The drawings surrounding the sketching figure give the viewer the feeling that they are seeing inside the figure’s mind - that this Crown Heights street is a state of mind as much as being the environment that surrounds him. Viewers can enter the installation and walk around the sculpture taking in its Herculean proportions and its sense of quiet power.
"Angel in Crown Heights" is part of a series of three installations called "Crossing Brooklyn," curated by Marian Griffiths of Smack Mellon gallery, that will be displayed at the Central Library.
"It’s a strange sculpture," said Masters. "[Angel’s] gigantic he’s 6-foot, 3-inches. He’s big and strong, and he has a gentle, introspective aspect to him. The huge and strong compared to the quite gentlemanly characteristic of him - going from large to small - I think I was successful in getting that."
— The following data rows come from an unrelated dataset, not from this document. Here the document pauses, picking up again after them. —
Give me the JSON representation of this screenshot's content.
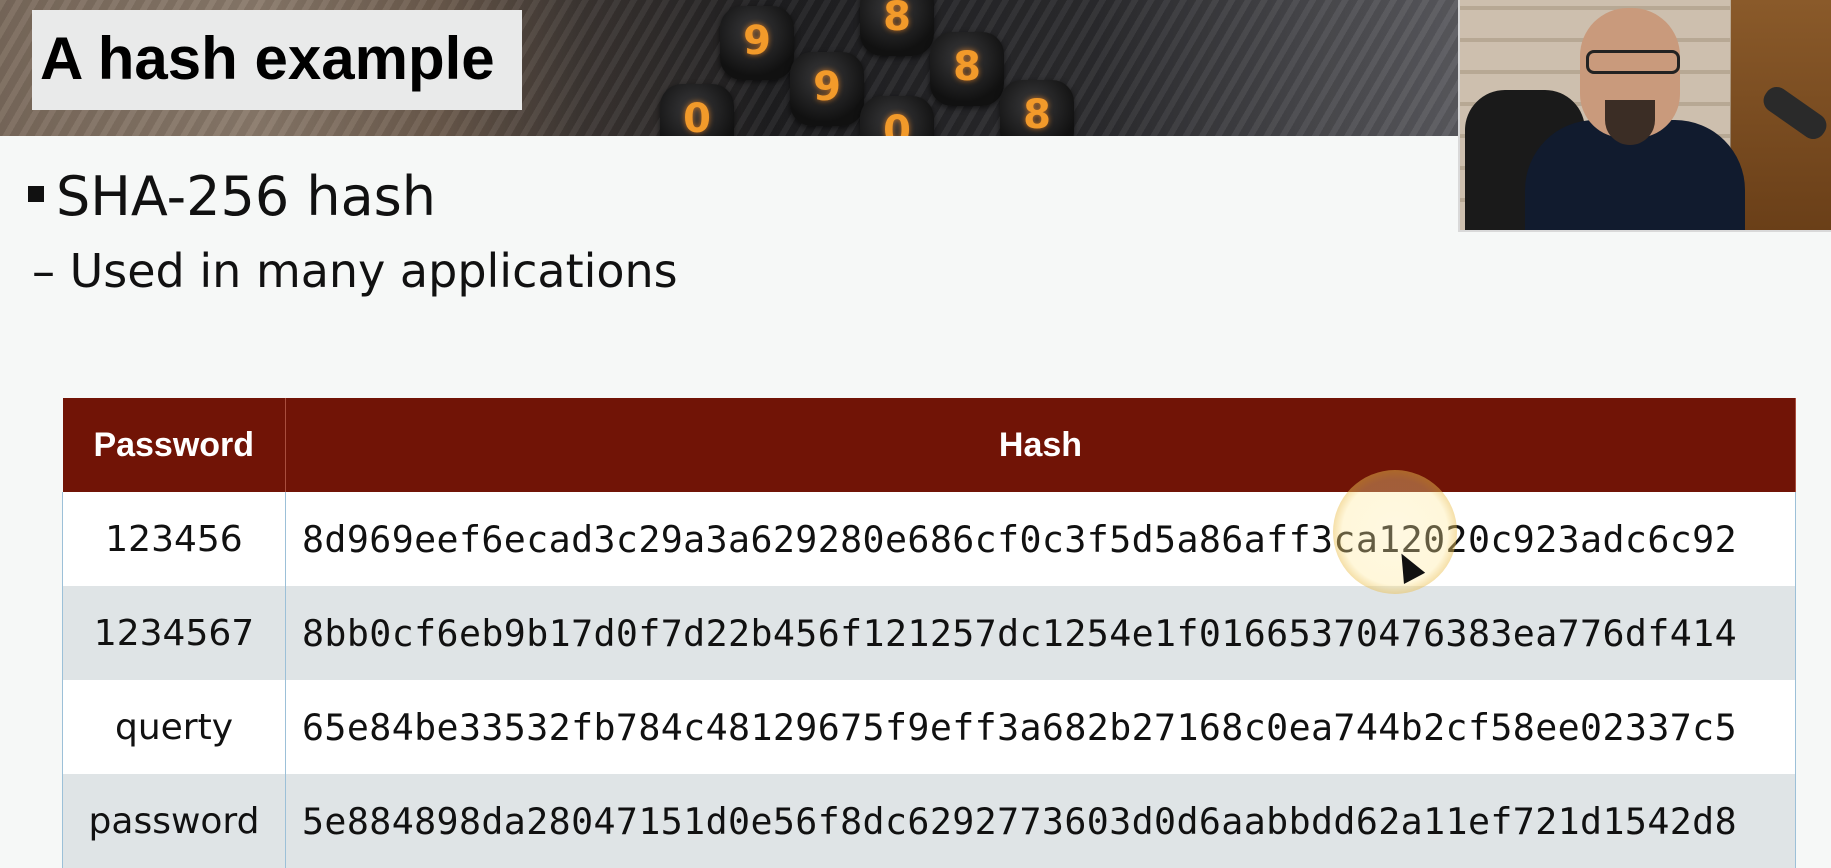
{
  "slide": {
    "title": "A hash example",
    "bullet_main": "SHA-256 hash",
    "bullet_sub": "Used in many applications"
  },
  "banner": {
    "dial_digits": [
      "9",
      "8",
      "9",
      "8",
      "0",
      "8",
      "0"
    ]
  },
  "table": {
    "headers": [
      "Password",
      "Hash"
    ],
    "rows": [
      {
        "password": "123456",
        "hash": "8d969eef6ecad3c29a3a629280e686cf0c3f5d5a86aff3ca12020c923adc6c92"
      },
      {
        "password": "1234567",
        "hash": "8bb0cf6eb9b17d0f7d22b456f121257dc1254e1f01665370476383ea776df414"
      },
      {
        "password": "querty",
        "hash": "65e84be33532fb784c48129675f9eff3a682b27168c0ea744b2cf58ee02337c5"
      },
      {
        "password": "password",
        "hash": "5e884898da28047151d0e56f8dc6292773603d0d6aabbdd62a11ef721d1542d8"
      }
    ]
  },
  "colors": {
    "header_bg": "#711406",
    "row_alt_bg": "#dfe4e6",
    "cursor_highlight": "#f0c24a"
  },
  "icons": {
    "cursor": "mouse-pointer-icon",
    "bullet": "square-bullet-icon"
  }
}
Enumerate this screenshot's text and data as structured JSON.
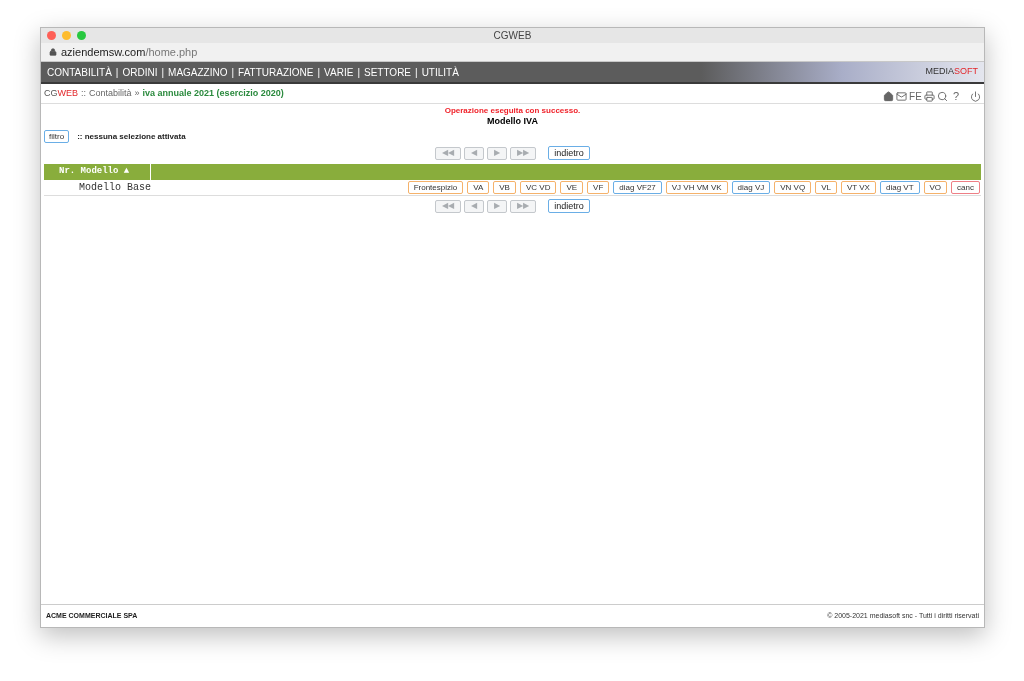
{
  "window": {
    "title": "CGWEB",
    "url_domain": "aziendemsw.com",
    "url_path": "/home.php"
  },
  "menu": {
    "items": [
      "CONTABILITÀ",
      "ORDINI",
      "MAGAZZINO",
      "FATTURAZIONE",
      "VARIE",
      "SETTORE",
      "UTILITÀ"
    ],
    "separator": "|",
    "brand_a": "MEDIA",
    "brand_b": "SOFT"
  },
  "breadcrumb": {
    "logo_a": "CG",
    "logo_b": "WEB",
    "sep1": "::",
    "section": "Contabilità",
    "sep2": "»",
    "current": "iva annuale 2021 (esercizio 2020)"
  },
  "toolbar": {
    "fe": "FE",
    "help": "?"
  },
  "message": "Operazione eseguita con successo.",
  "heading": "Modello IVA",
  "filter": {
    "button": "filtro",
    "status": ":: nessuna selezione attivata"
  },
  "pagers": [
    {
      "buttons": [
        {
          "label": "◀◀",
          "disabled": true
        },
        {
          "label": "◀",
          "disabled": true
        },
        {
          "label": "▶",
          "disabled": true
        },
        {
          "label": "▶▶",
          "disabled": true
        }
      ],
      "back": "indietro"
    },
    {
      "buttons": [
        {
          "label": "◀◀",
          "disabled": true
        },
        {
          "label": "◀",
          "disabled": true
        },
        {
          "label": "▶",
          "disabled": true
        },
        {
          "label": "▶▶",
          "disabled": true
        }
      ],
      "back": "indietro"
    }
  ],
  "table": {
    "column": "Nr. Modello ▲",
    "rows": [
      {
        "name": "Modello Base",
        "actions": [
          {
            "label": "Frontespizio",
            "color": "#f5b26b"
          },
          {
            "label": "VA",
            "color": "#f5b26b"
          },
          {
            "label": "VB",
            "color": "#f5b26b"
          },
          {
            "label": "VC VD",
            "color": "#f5b26b"
          },
          {
            "label": "VE",
            "color": "#f5b26b"
          },
          {
            "label": "VF",
            "color": "#f5b26b"
          },
          {
            "label": "diag VF27",
            "color": "#6aaee6"
          },
          {
            "label": "VJ VH VM VK",
            "color": "#f5b26b"
          },
          {
            "label": "diag VJ",
            "color": "#6aaee6"
          },
          {
            "label": "VN VQ",
            "color": "#f5b26b"
          },
          {
            "label": "VL",
            "color": "#f5b26b"
          },
          {
            "label": "VT VX",
            "color": "#f5b26b"
          },
          {
            "label": "diag VT",
            "color": "#6aaee6"
          },
          {
            "label": "VO",
            "color": "#f5b26b"
          },
          {
            "label": "canc",
            "color": "#ee7f86"
          }
        ]
      }
    ]
  },
  "footer": {
    "company": "ACME COMMERCIALE SPA",
    "copyright": "© 2005-2021 mediasoft snc - Tutti i diritti riservati"
  }
}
On the second-floor balcony, six of Masters’ colored pencil drawings are on display. These six sketches were part of her plans for her 28-panel mural, "Walking New York," which Masters was commissioned to install at JFK International Airport in 2001.
The sketches on display are Brooklyn scenes - "Wedding under the Brooklyn Bridge," "Dinner in the Artist’s Studio" (in Masters’ studio), "Botanica" from Flatbush, "York Street subway station," "Garment Workers" from DUMBO, and "Manhattan Bridge" - but the "Walking New York" murals contain scenes from all over the five boroughs.
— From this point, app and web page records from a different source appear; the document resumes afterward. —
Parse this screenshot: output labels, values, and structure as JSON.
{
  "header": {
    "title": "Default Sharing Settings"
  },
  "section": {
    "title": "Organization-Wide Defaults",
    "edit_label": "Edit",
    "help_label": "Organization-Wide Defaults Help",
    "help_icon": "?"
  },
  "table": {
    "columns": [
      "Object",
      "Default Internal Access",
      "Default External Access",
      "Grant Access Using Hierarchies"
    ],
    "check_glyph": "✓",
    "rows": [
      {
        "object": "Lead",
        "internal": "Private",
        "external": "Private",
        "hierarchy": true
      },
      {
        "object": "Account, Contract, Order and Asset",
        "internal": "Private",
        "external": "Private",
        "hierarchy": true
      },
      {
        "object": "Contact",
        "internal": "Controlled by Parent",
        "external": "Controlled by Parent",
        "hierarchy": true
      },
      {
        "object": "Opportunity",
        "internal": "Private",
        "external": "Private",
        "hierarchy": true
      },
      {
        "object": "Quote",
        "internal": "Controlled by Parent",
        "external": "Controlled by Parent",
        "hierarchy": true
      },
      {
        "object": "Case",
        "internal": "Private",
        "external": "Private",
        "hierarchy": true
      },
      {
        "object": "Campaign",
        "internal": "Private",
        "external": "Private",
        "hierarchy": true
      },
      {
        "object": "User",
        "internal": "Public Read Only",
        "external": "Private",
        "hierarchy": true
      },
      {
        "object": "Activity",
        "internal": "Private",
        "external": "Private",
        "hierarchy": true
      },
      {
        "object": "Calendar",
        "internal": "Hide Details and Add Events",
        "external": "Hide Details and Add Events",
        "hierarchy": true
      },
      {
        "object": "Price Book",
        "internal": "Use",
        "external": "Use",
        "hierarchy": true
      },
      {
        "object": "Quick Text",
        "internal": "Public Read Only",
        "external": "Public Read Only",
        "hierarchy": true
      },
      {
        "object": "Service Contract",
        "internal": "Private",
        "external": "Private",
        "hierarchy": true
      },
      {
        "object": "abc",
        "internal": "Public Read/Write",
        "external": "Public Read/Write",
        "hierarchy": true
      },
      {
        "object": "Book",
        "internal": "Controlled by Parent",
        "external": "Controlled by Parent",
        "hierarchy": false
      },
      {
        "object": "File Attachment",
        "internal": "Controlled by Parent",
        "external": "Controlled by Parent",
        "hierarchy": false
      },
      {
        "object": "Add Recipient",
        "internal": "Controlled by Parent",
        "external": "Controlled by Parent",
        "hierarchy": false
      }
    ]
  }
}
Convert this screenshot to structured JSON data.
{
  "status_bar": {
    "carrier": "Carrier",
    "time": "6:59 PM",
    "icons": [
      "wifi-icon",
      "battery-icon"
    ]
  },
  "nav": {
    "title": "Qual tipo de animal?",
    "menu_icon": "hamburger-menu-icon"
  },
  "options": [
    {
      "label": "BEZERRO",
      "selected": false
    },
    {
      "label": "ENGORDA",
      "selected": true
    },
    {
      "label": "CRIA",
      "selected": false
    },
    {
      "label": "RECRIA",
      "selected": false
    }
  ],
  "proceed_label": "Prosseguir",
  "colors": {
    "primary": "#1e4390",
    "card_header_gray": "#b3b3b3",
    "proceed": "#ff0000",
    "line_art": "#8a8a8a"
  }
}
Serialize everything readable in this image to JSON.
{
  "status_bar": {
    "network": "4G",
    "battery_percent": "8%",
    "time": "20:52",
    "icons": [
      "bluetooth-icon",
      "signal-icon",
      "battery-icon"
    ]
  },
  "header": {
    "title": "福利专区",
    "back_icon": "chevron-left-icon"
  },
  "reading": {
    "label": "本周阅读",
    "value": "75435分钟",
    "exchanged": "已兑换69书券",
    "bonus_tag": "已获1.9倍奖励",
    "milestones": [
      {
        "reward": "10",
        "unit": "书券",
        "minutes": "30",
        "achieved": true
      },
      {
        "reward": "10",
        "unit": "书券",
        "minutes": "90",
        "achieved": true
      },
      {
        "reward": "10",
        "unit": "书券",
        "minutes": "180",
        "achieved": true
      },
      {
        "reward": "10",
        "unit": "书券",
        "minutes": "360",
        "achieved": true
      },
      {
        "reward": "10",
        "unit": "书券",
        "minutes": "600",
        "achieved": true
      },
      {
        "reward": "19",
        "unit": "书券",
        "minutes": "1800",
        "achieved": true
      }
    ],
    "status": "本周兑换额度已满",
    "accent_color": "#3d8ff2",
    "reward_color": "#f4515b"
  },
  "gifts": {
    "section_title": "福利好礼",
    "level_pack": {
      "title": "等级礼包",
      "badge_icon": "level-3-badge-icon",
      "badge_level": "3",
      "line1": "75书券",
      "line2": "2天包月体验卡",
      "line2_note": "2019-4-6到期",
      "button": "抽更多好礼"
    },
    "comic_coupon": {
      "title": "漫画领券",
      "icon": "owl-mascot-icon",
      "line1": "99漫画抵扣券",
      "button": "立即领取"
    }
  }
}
The installation of Masters’ "Walking New York" was part of the opening of JFK’s Terminal 4. For the project, Masters created 28 narrative reliefs out of fiberglass, each 8-and-a-half feet high by 10 feet wide, covering a 350-foot-wide span above the immigration booths of the terminal. Her sculpted murals, with reliefs up to 6-inches deep and 800-pounds each, now greet passengers with vibrant scenes of New York life. The JFK wall relief was cited as the best public art project of 2001 by the Municipal Art Society.
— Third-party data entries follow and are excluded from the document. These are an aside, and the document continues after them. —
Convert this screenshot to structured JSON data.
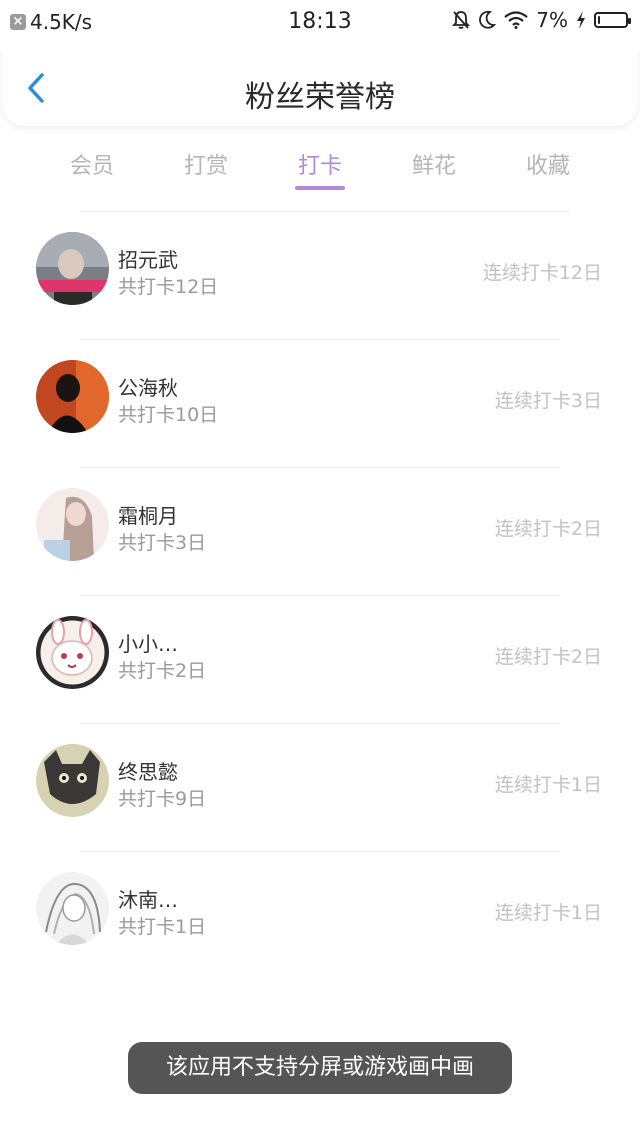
{
  "status_bar": {
    "speed": "4.5K/s",
    "time": "18:13",
    "battery": "7%",
    "battery_level": 0.07,
    "icons": [
      "notification-off-icon",
      "moon-icon",
      "wifi-icon",
      "charging-icon",
      "battery-icon"
    ]
  },
  "nav": {
    "title": "粉丝荣誉榜",
    "back_icon": "chevron-left-icon"
  },
  "tabs": [
    {
      "label": "会员",
      "active": false
    },
    {
      "label": "打赏",
      "active": false
    },
    {
      "label": "打卡",
      "active": true
    },
    {
      "label": "鲜花",
      "active": false
    },
    {
      "label": "收藏",
      "active": false
    }
  ],
  "fans": [
    {
      "name": "招元武",
      "total": "共打卡12日",
      "streak": "连续打卡12日"
    },
    {
      "name": "公海秋",
      "total": "共打卡10日",
      "streak": "连续打卡3日"
    },
    {
      "name": "霜桐月",
      "total": "共打卡3日",
      "streak": "连续打卡2日"
    },
    {
      "name": "小小…",
      "total": "共打卡2日",
      "streak": "连续打卡2日"
    },
    {
      "name": "终思懿",
      "total": "共打卡9日",
      "streak": "连续打卡1日"
    },
    {
      "name": "沐南…",
      "total": "共打卡1日",
      "streak": "连续打卡1日"
    }
  ],
  "toast": "该应用不支持分屏或游戏画中画",
  "colors": {
    "accent": "#b28ad9",
    "back": "#2b8fd8",
    "toast_bg": "#555555"
  }
}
On Jan. 11 at 2 pm, Masters will show a short film and give a talk about the "complicated" process of making the "Walking New York" murals.
"We had to take a window out of my studio," said Masters. "A crane came and we took all 28 pieces out of the seventh-floor window. I love doing things with cranes. My dad built bridges, so I love the construction thing, but I usually don’t have that kind of budget. But in this case that was the cheapest way to get them out. We got them all out in four hours."
Masters’ huge, pink relief of Coney Island in front of Long Island University’s Brooklyn campus is 16 feet tall. She has created not one but dozens of concrete reliefs for a piece commissioned by the Metropolitan Transportation Authority to one day adorn the Ocean Parkway Viaduct, the last stop on the D-line.
"I like knowing how to use hoists and cranes," she said. "It gets beyond physical ability and into the cleverness of using lifting tools.
"Big pieces are my natural scale."
"Angel in Crown Heights"
will be on display through Feb. 27 at the Brooklyn Public Library’s
Central Library Lobby Gallery in Grand Army Plaza. On Jan. 11
at 2 pm, Masters will give a talk. Central Library hours are
Monday through Thursday, 9 am to 8 pm; Friday and Saturday, 9
am to 6 pm; and Sunday, 1 pm to 5 pm. For more information, call
(718) 230-2100 or visit the library’s Web site at www.brookl
The "Crossing Brooklyn" series will continue with works by Tom Kotik (March 6-April 25) and John Beech (May 2-June 27).